A series of psychophysical experiments was conducted to investigate the perception of raggedness of edge images whose tangential edge or boundary profiles are not straight. The profiles used were either sinusoidal or determined by the sum of several sine waves. In the first experiments the just-detectable or threshold amplitude of the sine wave was determined as a function of the sine-wave frequency. The observers’ sensitivities were maximum in the region of 1–2 cycles/mm at a viewing distance of 400 mm, at which the peak-to-peak threshold amplitude was approximately 7 µm; the threshold values increased at higher and lower frequencies. Experiments using the sum of two sine waves with a frequency ratio of 3:1 indicated that the detection threshold was not affected by the relative phase of the two components even though the shape and peak-to-peak amplitudes of the profiles changed radically. In a second set of experiments observers were asked to rate the raggedness of suprathreshold profiles relative to two anchor images. For sine-wave profiles raggedness ratings increased linearly with peak-to-peak amplitude. For two-component sine-wave profiles with a frequency ratio of 3:1, the rated raggedness was not affected by the relative phase of the components.

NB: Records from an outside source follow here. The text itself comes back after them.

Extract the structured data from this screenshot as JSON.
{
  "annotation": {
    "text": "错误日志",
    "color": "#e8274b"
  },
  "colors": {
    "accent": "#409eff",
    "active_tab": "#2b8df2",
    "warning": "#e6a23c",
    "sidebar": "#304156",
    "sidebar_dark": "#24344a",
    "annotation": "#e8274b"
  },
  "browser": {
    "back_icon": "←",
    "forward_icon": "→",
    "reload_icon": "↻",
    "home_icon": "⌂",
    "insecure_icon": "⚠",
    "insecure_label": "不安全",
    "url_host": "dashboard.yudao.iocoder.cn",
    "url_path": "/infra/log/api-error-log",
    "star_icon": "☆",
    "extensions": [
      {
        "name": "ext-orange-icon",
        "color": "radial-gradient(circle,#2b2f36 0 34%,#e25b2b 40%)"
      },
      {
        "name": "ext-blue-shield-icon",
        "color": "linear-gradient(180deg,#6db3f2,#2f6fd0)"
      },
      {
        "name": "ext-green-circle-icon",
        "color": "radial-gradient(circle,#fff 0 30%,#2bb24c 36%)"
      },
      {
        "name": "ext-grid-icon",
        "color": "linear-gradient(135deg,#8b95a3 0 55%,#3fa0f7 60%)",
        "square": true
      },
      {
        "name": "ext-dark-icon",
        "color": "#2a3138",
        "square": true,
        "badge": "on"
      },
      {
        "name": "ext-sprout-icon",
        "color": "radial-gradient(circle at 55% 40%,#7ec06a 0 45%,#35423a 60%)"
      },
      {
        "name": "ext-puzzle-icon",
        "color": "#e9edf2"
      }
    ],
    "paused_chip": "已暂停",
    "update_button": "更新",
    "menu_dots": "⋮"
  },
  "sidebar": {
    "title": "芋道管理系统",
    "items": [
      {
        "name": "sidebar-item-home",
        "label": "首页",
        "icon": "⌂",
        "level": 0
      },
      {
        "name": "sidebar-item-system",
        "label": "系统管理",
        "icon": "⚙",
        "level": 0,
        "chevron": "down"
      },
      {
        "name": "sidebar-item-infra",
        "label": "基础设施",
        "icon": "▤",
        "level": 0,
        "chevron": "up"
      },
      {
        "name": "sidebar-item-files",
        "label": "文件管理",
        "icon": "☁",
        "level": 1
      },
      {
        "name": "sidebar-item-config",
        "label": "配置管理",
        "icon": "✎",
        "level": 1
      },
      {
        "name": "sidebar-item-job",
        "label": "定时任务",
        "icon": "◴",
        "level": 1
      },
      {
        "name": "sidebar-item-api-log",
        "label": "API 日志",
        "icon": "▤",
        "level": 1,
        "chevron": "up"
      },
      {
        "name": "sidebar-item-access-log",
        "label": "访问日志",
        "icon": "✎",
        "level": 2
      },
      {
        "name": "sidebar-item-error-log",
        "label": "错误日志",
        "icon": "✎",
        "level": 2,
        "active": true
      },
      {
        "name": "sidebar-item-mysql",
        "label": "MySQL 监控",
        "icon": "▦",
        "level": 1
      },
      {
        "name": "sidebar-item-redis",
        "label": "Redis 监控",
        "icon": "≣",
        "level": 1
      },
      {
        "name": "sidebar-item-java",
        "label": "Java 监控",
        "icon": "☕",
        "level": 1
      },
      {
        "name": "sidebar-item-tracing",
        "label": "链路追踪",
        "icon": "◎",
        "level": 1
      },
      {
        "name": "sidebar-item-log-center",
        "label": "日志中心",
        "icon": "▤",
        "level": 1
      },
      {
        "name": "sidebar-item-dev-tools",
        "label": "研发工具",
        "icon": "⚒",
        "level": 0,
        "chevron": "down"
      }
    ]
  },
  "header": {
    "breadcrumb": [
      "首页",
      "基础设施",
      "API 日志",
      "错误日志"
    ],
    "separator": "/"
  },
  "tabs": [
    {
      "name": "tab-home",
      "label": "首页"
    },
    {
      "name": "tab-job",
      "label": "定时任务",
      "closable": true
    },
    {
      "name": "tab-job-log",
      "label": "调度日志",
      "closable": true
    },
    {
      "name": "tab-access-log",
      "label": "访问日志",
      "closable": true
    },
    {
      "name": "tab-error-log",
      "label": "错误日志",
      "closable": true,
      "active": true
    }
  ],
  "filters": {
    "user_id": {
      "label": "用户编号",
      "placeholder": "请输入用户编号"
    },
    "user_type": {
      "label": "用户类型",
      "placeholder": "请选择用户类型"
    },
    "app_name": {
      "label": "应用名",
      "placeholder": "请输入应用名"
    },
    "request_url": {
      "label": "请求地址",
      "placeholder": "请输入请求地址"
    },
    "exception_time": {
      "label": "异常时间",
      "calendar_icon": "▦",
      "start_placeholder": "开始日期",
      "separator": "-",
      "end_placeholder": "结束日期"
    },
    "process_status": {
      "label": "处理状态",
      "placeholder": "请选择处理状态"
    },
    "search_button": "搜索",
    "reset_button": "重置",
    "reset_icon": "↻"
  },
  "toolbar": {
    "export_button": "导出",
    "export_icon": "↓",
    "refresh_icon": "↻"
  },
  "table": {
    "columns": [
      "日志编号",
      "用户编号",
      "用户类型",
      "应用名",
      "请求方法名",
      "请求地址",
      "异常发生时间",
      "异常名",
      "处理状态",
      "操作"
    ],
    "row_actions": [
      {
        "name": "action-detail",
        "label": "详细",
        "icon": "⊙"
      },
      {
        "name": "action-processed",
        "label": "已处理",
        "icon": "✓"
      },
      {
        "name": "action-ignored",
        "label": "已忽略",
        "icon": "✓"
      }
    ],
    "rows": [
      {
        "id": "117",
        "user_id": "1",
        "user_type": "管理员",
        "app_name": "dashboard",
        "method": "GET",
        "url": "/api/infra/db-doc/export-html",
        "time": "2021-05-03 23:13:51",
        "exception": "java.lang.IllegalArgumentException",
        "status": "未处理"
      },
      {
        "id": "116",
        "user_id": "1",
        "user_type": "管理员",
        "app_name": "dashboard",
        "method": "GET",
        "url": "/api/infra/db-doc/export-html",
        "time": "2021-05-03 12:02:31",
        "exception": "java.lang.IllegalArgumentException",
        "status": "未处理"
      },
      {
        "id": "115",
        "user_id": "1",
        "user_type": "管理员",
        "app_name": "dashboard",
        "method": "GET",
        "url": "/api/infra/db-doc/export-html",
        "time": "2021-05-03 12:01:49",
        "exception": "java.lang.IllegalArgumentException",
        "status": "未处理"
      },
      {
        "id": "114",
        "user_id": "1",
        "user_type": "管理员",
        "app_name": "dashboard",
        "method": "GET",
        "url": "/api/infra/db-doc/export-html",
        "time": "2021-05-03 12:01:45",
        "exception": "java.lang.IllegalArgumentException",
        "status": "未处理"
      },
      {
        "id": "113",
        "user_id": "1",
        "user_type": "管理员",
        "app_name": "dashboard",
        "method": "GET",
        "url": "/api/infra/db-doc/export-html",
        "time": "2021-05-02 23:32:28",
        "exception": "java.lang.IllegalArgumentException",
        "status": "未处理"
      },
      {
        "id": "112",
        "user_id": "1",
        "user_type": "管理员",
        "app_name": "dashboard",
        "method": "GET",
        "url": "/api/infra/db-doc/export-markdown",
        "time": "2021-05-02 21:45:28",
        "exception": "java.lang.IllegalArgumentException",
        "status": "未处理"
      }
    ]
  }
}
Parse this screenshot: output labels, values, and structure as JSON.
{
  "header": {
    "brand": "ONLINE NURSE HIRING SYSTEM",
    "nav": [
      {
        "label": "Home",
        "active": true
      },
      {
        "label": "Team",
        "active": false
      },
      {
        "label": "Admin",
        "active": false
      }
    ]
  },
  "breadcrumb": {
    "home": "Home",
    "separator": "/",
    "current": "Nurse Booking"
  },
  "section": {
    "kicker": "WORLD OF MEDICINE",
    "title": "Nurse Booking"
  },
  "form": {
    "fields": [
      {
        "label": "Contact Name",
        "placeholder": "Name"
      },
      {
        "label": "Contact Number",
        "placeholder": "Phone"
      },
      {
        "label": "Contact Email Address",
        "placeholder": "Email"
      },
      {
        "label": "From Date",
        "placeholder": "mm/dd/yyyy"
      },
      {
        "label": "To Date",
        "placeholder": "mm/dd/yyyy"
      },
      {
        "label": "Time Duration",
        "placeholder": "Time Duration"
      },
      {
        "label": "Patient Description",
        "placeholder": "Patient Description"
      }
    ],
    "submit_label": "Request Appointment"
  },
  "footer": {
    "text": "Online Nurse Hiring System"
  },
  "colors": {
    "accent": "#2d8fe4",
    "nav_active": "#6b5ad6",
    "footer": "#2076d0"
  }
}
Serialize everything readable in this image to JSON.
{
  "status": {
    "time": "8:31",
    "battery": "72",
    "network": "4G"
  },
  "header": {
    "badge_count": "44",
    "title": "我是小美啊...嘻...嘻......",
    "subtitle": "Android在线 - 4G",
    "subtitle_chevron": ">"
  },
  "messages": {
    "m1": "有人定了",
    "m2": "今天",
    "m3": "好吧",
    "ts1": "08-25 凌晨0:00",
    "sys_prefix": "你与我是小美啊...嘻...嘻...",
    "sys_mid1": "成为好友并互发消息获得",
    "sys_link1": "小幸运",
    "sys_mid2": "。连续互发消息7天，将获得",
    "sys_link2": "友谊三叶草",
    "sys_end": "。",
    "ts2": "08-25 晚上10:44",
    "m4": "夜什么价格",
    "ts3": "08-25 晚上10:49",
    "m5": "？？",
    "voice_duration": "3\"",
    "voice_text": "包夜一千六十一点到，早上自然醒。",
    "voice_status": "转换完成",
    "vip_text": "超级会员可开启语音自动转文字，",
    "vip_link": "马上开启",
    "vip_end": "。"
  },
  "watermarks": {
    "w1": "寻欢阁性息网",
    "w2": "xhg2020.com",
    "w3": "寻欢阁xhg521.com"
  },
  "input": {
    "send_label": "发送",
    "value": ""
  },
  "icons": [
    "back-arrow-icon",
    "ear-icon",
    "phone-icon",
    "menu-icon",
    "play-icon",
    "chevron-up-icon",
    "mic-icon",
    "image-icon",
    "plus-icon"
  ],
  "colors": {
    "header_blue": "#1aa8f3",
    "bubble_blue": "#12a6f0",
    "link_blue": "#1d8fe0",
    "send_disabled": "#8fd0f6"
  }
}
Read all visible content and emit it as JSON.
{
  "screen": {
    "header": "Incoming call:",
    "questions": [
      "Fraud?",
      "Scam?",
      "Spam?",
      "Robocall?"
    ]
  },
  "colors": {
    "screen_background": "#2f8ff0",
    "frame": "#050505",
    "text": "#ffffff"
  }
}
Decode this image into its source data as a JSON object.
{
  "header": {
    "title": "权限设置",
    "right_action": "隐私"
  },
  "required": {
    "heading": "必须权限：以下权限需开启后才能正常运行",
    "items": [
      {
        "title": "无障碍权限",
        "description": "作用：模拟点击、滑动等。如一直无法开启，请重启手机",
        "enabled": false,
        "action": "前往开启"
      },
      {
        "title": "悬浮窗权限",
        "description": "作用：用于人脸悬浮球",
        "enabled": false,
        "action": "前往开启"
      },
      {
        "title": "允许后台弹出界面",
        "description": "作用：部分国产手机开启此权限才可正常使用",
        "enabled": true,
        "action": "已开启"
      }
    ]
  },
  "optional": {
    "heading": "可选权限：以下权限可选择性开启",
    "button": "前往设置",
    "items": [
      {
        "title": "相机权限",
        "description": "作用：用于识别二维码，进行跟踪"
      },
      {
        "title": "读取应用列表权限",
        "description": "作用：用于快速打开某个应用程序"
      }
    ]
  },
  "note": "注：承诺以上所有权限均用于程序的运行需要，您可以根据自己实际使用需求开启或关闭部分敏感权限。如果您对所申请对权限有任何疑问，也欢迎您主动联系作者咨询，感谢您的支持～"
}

The implications for a general model of raggedness perception and for a further understanding of spatial frequency channels in the visual system are discussed.
© 1981 Optical Society of America
James R. Hamerly and Robert M. Springer, "Raggedness of edges," J. Opt. Soc. Am. 71, 285-288 (1981)